Baby Formula Manufacturers, FDA & Congress Meet to Discuss Shortage

A bipartisan group of lawmakers were putting the spotlight on manufacturers of baby formula and industry experts due to an ongoing shortage on Wednesday, with two House hearings taking place on Capitol Hill.

“We expect answers from the FDA, Abbott and the other two leading formula manufacturers on why caregivers are scrambling to find the necessary nutrition that they need to sustain their babies and children,” said Rep. Diana DeGette of Colorado, who chairs the House Energy and Commerce Committee’s oversight subcommittee, as she started off that hearing.

FDA officials, including commissioner Dr. Robert Califf, were scheduled to testify before the subcommittee, along with representatives from Abbott, Nestle’s Gerber, and Reckitt. Rep. Rosa DeLauro of Connecticut has called on Abbott Labs specifically to be held accountable for its role in the shortage.

“This is an issue of supply and food safety,” DeLauro stated to the press, citing a 34-page whistleblower report she received from a former Abbott employee, alleging that the manufacturer of baby formula knowingly sold contaminated products and falsified records.

A second hearing on the formula shortage was also scheduled for later that same day, hosted by the House Appropriations Committee’s agriculture subcommittee and featured experts on baby formula. The lawmakers’ remarks come as Washington continues to react to an ongoing, nationwide baby-formula shortage.
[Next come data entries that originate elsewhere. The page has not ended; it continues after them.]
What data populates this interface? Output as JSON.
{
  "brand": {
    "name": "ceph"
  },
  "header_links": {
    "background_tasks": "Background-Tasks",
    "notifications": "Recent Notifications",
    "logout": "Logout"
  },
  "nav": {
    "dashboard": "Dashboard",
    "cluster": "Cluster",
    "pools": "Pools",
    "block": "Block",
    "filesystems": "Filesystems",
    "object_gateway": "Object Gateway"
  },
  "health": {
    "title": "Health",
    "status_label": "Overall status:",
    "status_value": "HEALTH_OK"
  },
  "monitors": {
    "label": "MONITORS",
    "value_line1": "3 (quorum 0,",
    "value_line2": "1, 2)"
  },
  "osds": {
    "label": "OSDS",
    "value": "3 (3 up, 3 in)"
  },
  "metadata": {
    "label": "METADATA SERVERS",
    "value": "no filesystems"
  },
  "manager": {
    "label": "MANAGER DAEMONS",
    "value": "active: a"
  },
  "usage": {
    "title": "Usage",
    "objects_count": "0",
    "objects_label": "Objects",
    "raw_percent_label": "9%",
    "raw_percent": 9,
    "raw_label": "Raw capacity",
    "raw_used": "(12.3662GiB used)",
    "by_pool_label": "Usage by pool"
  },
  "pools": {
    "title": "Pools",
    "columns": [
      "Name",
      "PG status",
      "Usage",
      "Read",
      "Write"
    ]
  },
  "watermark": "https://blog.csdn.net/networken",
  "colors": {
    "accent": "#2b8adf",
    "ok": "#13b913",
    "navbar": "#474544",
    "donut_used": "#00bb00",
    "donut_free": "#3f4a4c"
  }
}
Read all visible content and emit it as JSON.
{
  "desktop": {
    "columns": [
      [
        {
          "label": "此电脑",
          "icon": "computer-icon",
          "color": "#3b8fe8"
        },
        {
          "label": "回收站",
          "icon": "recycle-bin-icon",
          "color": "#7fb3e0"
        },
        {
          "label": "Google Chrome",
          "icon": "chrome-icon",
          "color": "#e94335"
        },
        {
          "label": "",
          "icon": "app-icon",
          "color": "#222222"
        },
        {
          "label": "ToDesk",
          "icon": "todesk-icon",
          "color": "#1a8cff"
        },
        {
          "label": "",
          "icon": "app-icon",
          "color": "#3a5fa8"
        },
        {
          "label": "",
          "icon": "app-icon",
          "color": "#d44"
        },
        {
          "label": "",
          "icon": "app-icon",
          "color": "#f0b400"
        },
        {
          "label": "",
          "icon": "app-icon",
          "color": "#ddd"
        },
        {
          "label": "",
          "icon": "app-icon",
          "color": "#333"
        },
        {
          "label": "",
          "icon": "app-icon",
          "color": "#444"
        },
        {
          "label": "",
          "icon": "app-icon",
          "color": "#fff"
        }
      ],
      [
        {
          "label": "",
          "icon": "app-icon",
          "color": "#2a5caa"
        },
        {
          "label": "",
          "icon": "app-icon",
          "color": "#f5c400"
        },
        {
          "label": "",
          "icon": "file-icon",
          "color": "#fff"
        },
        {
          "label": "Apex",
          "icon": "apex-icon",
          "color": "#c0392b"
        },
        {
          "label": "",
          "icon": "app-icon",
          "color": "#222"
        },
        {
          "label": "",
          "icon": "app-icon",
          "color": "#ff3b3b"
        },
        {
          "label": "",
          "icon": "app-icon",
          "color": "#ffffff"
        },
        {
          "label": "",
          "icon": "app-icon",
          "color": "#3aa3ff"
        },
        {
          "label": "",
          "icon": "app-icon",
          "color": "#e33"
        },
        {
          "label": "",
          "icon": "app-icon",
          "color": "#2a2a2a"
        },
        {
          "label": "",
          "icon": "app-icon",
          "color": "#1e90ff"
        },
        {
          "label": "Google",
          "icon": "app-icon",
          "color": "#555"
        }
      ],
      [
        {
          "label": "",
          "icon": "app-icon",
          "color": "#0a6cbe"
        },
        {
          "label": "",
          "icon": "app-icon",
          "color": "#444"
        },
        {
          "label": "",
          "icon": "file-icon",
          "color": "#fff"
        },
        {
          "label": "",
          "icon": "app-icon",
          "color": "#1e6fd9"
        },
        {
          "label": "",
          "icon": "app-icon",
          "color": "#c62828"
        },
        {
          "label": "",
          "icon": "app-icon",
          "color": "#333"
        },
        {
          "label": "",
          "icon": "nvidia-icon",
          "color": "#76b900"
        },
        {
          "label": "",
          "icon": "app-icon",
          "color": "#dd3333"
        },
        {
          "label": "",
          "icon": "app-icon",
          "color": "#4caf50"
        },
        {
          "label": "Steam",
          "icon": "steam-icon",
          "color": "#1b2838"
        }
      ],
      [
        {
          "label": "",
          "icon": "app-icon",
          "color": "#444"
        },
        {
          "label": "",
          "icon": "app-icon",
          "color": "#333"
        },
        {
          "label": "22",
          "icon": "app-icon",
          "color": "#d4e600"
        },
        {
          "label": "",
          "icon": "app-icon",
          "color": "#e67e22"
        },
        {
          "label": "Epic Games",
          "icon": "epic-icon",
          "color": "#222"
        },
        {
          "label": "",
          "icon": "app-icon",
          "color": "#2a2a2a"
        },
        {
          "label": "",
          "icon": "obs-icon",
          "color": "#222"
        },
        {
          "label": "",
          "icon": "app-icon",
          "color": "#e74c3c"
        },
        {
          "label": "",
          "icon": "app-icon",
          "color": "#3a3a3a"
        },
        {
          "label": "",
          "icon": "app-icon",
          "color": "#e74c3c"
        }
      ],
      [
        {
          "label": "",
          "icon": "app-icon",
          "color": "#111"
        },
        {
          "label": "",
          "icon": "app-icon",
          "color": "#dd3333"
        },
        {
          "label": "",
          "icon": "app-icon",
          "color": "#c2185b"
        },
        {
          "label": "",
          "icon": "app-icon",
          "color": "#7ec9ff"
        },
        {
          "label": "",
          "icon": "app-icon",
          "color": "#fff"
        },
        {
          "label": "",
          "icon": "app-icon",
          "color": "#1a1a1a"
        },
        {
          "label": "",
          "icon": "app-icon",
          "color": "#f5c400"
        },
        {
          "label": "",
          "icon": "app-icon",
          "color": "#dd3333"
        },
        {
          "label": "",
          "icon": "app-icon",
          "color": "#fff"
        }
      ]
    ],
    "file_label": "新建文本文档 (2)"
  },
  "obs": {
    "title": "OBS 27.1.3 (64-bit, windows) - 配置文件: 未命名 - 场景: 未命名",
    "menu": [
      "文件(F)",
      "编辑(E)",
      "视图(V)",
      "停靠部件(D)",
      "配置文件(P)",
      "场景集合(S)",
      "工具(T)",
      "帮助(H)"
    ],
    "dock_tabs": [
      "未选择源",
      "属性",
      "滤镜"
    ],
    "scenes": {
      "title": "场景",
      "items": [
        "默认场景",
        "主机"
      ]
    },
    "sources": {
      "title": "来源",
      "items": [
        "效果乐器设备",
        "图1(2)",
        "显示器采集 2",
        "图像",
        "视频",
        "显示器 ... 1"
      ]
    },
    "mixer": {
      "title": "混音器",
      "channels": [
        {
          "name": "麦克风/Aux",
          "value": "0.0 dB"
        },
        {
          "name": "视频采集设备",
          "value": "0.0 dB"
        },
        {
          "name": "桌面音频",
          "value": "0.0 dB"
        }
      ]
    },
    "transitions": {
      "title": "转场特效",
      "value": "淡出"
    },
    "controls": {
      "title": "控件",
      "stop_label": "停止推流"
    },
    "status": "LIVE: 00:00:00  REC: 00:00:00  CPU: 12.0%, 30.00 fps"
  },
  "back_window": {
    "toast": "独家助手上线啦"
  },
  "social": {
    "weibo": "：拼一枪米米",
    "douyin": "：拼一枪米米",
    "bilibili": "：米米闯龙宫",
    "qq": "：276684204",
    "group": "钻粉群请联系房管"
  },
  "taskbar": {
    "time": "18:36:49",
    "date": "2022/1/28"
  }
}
The Biden administration has taken steps to address the shortage that include military airlifts from Europe of formula. The Federal Trade Commission on Tuesday announced that it has launched an inquiry into the shortage, seeking information about any potential unfair business practices and about the factors that may have led to concentration in the formula market and weak supply chains.

“The formula shortage is complex, involving trade policy, state-based monopoly contracts with the USDA’s WIC program, and FDA’s stringent import/labeling requirements as well,” Rep. Degette added, referencing the Department of Agriculture’s Special Supplemental Nutrition Program for Women, Infants and Children. “But first, lawmakers want some answers as to why it took FDA four months to respond to a whistleblower complaint about safety problems at Abbott Nutrition’s Michigan factory.”

Abbott has apologized for its role in the nationwide shortage of baby formula. The company voluntarily recalled some of its formulas manufactured in its Sturgis, Mich., plant after FDA officials found a potentially deadly bacteria there, in a move that exacerbated existing shortages created by supply-chain problems during the COVID-19 pandemic.

“We’re sorry to every family we’ve let down since our voluntary recall exacerbated our nation’s baby formula shortage,” Abbott CEO, Robert Ford, wrote. “By the end of June, we will be supplying more formula to Americans than we were in January before the reca

Califf faced a bipartisan grilling in a separate House hearing last week, saying he couldn’t share details due to his agency’s ongoing investigation when lawmakers asked him why it took the FDA months to investigate a whistleblower complaint about safety violations at Abbott’s plant. The FDA commissioner cited an issue with the administration’s mailroom that led to the delay in the report reaching the higher officials. They eventually received the report via email on February 14, three days before the products were recalled.

“The issue is about getting a product, getting it quickly, and making sure it is safe,” Rep. DeLauro has stated publicly. “We are going to be all over the FDA… and closely monitor what they are doing.”